→ WORK TASK
Repeat each entry exactly. Drop every image.

→ EXCERPTED RECORDS
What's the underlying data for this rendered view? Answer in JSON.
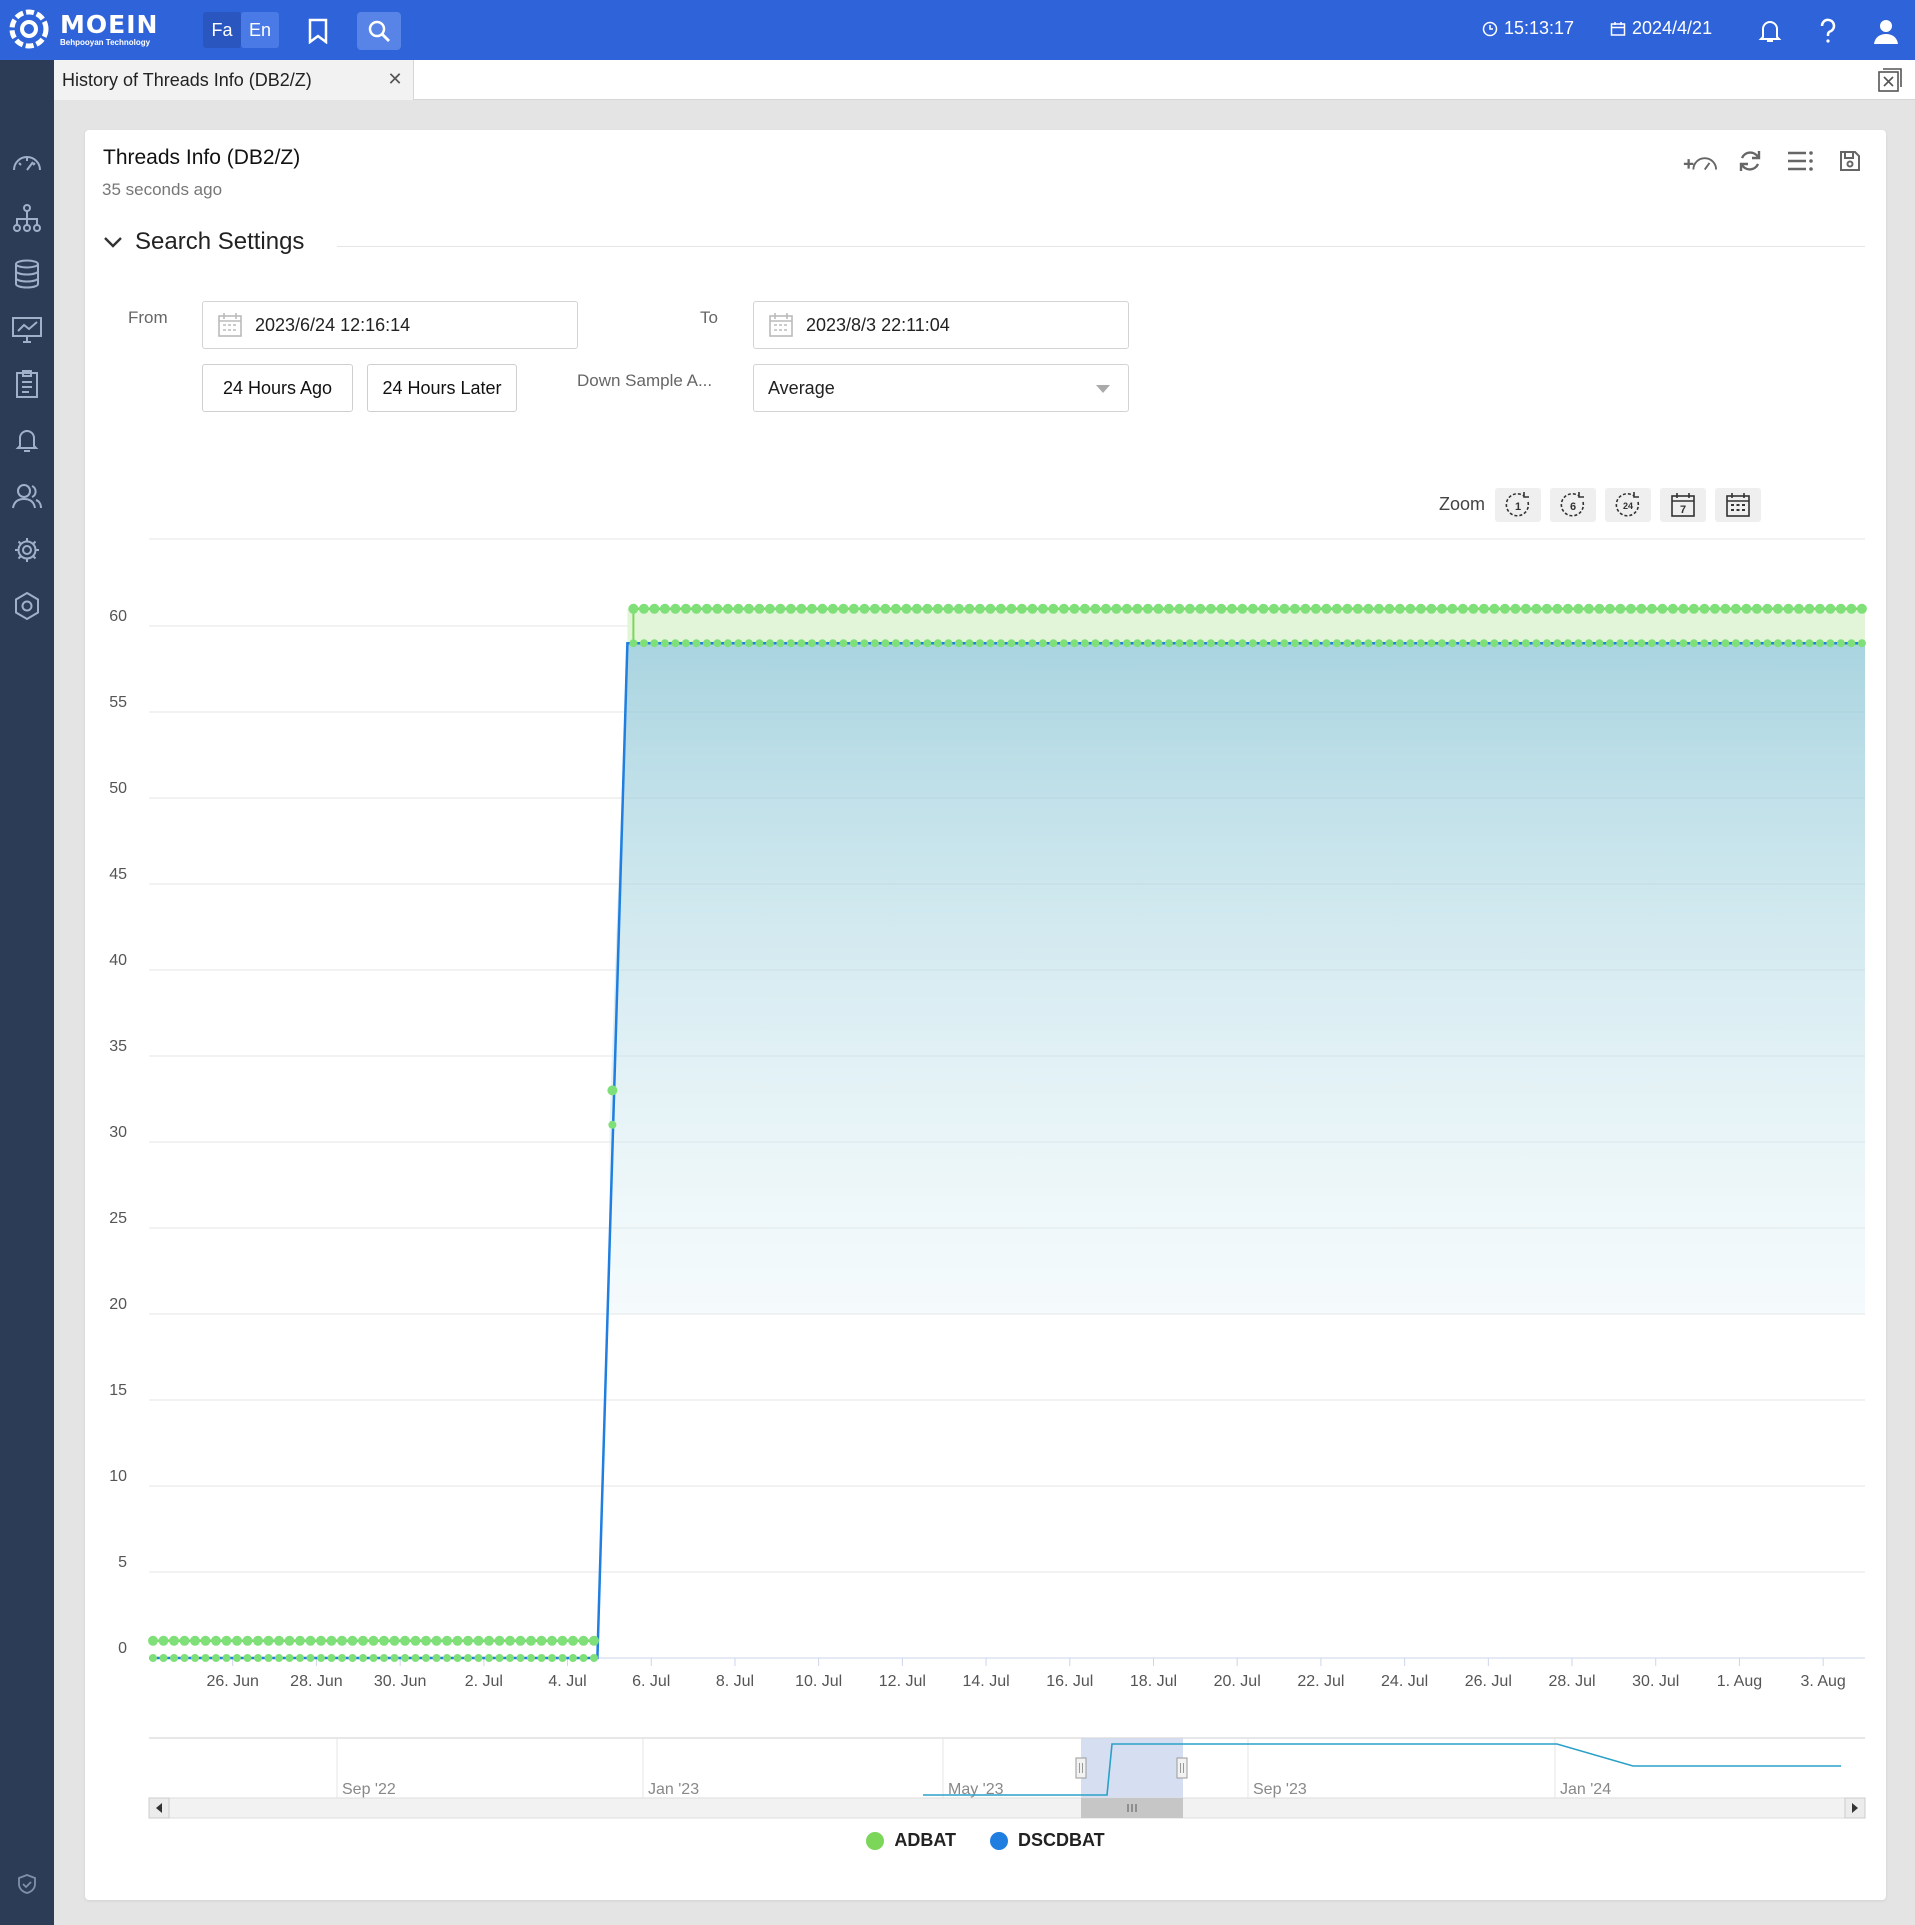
{
  "app": {
    "brand_name": "MOEIN",
    "brand_sub": "Behpooyan Technology",
    "lang_fa": "Fa",
    "lang_en": "En",
    "time": "15:13:17",
    "date": "2024/4/21"
  },
  "tab": {
    "title": "History of Threads Info (DB2/Z)"
  },
  "panel": {
    "title": "Threads Info (DB2/Z)",
    "subtitle": "35 seconds ago",
    "section_title": "Search Settings",
    "from_label": "From",
    "from_value": "2023/6/24 12:16:14",
    "to_label": "To",
    "to_value": "2023/8/3 22:11:04",
    "btn_ago": "24 Hours Ago",
    "btn_later": "24 Hours Later",
    "downsample_label": "Down Sample A...",
    "downsample_value": "Average",
    "zoom_label": "Zoom"
  },
  "colors": {
    "primary": "#2f63d9",
    "sidebar": "#2c3c57",
    "adbat": "#7bd65a",
    "dscdbat": "#1f7ee0"
  },
  "chart_data": {
    "type": "area",
    "title": "",
    "xlabel": "",
    "ylabel": "",
    "ylim": [
      0,
      65
    ],
    "yticks": [
      "0",
      "5",
      "10",
      "15",
      "20",
      "25",
      "30",
      "35",
      "40",
      "45",
      "50",
      "55",
      "60"
    ],
    "xticks": [
      "26. Jun",
      "28. Jun",
      "30. Jun",
      "2. Jul",
      "4. Jul",
      "6. Jul",
      "8. Jul",
      "10. Jul",
      "12. Jul",
      "14. Jul",
      "16. Jul",
      "18. Jul",
      "20. Jul",
      "22. Jul",
      "24. Jul",
      "26. Jul",
      "28. Jul",
      "30. Jul",
      "1. Aug",
      "3. Aug"
    ],
    "xlim": [
      "2023-06-24",
      "2023-08-04"
    ],
    "series": [
      {
        "name": "ADBAT",
        "segments": [
          {
            "x_from": "2023-06-24",
            "x_to": "2023-07-05",
            "value": 1
          },
          {
            "x": "2023-07-05",
            "value": 33
          },
          {
            "x_from": "2023-07-05",
            "x_to": "2023-08-04",
            "value": 61
          }
        ]
      },
      {
        "name": "DSCDBAT",
        "segments": [
          {
            "x_from": "2023-06-24",
            "x_to": "2023-07-05",
            "value": 0
          },
          {
            "x": "2023-07-05",
            "value": 31
          },
          {
            "x_from": "2023-07-05",
            "x_to": "2023-08-04",
            "value": 59
          }
        ]
      }
    ],
    "navigator_labels": [
      "Sep '22",
      "Jan '23",
      "May '23",
      "Sep '23",
      "Jan '24"
    ],
    "legend": [
      "ADBAT",
      "DSCDBAT"
    ],
    "legend_position": "bottom"
  }
}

→ FINISHED EXERCISE
What's the underlying data for this rendered view? Answer in JSON.
{
  "app": {
    "brand_name": "MOEIN",
    "brand_sub": "Behpooyan Technology",
    "lang_fa": "Fa",
    "lang_en": "En",
    "time": "15:13:17",
    "date": "2024/4/21"
  },
  "tab": {
    "title": "History of Threads Info (DB2/Z)"
  },
  "panel": {
    "title": "Threads Info (DB2/Z)",
    "subtitle": "35 seconds ago",
    "section_title": "Search Settings",
    "from_label": "From",
    "from_value": "2023/6/24 12:16:14",
    "to_label": "To",
    "to_value": "2023/8/3 22:11:04",
    "btn_ago": "24 Hours Ago",
    "btn_later": "24 Hours Later",
    "downsample_label": "Down Sample A...",
    "downsample_value": "Average",
    "zoom_label": "Zoom"
  },
  "colors": {
    "primary": "#2f63d9",
    "sidebar": "#2c3c57",
    "adbat": "#7bd65a",
    "dscdbat": "#1f7ee0"
  },
  "chart_data": {
    "type": "area",
    "title": "",
    "xlabel": "",
    "ylabel": "",
    "ylim": [
      0,
      65
    ],
    "yticks": [
      "0",
      "5",
      "10",
      "15",
      "20",
      "25",
      "30",
      "35",
      "40",
      "45",
      "50",
      "55",
      "60"
    ],
    "xticks": [
      "26. Jun",
      "28. Jun",
      "30. Jun",
      "2. Jul",
      "4. Jul",
      "6. Jul",
      "8. Jul",
      "10. Jul",
      "12. Jul",
      "14. Jul",
      "16. Jul",
      "18. Jul",
      "20. Jul",
      "22. Jul",
      "24. Jul",
      "26. Jul",
      "28. Jul",
      "30. Jul",
      "1. Aug",
      "3. Aug"
    ],
    "xlim": [
      "2023-06-24",
      "2023-08-04"
    ],
    "series": [
      {
        "name": "ADBAT",
        "segments": [
          {
            "x_from": "2023-06-24",
            "x_to": "2023-07-05",
            "value": 1
          },
          {
            "x": "2023-07-05",
            "value": 33
          },
          {
            "x_from": "2023-07-05",
            "x_to": "2023-08-04",
            "value": 61
          }
        ]
      },
      {
        "name": "DSCDBAT",
        "segments": [
          {
            "x_from": "2023-06-24",
            "x_to": "2023-07-05",
            "value": 0
          },
          {
            "x": "2023-07-05",
            "value": 31
          },
          {
            "x_from": "2023-07-05",
            "x_to": "2023-08-04",
            "value": 59
          }
        ]
      }
    ],
    "navigator_labels": [
      "Sep '22",
      "Jan '23",
      "May '23",
      "Sep '23",
      "Jan '24"
    ],
    "legend": [
      "ADBAT",
      "DSCDBAT"
    ],
    "legend_position": "bottom"
  }
}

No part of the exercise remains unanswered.